▶ Task instructions: Make an exact copy of all the records.

-*-

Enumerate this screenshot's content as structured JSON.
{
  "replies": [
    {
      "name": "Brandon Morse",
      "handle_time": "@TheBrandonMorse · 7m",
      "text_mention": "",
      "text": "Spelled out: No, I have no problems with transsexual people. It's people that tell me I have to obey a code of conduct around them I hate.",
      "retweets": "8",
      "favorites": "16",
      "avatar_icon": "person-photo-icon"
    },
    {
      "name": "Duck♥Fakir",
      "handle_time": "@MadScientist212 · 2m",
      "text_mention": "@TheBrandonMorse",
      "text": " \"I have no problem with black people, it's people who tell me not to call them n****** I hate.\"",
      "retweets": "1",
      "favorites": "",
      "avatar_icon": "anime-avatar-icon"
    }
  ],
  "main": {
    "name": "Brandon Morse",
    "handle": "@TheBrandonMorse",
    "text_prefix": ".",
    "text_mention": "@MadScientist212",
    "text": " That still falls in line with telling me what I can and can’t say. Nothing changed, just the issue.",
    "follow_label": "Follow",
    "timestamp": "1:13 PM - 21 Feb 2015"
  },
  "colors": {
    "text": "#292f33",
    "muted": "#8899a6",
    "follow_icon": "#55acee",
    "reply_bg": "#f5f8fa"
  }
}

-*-

▶ Written answer:
Enumerate this screenshot's content as structured JSON.
{
  "replies": [
    {
      "name": "Brandon Morse",
      "handle_time": "@TheBrandonMorse · 7m",
      "text_mention": "",
      "text": "Spelled out: No, I have no problems with transsexual people. It's people that tell me I have to obey a code of conduct around them I hate.",
      "retweets": "8",
      "favorites": "16",
      "avatar_icon": "person-photo-icon"
    },
    {
      "name": "Duck♥Fakir",
      "handle_time": "@MadScientist212 · 2m",
      "text_mention": "@TheBrandonMorse",
      "text": " \"I have no problem with black people, it's people who tell me not to call them n****** I hate.\"",
      "retweets": "1",
      "favorites": "",
      "avatar_icon": "anime-avatar-icon"
    }
  ],
  "main": {
    "name": "Brandon Morse",
    "handle": "@TheBrandonMorse",
    "text_prefix": ".",
    "text_mention": "@MadScientist212",
    "text": " That still falls in line with telling me what I can and can’t say. Nothing changed, just the issue.",
    "follow_label": "Follow",
    "timestamp": "1:13 PM - 21 Feb 2015"
  },
  "colors": {
    "text": "#292f33",
    "muted": "#8899a6",
    "follow_icon": "#55acee",
    "reply_bg": "#f5f8fa"
  }
}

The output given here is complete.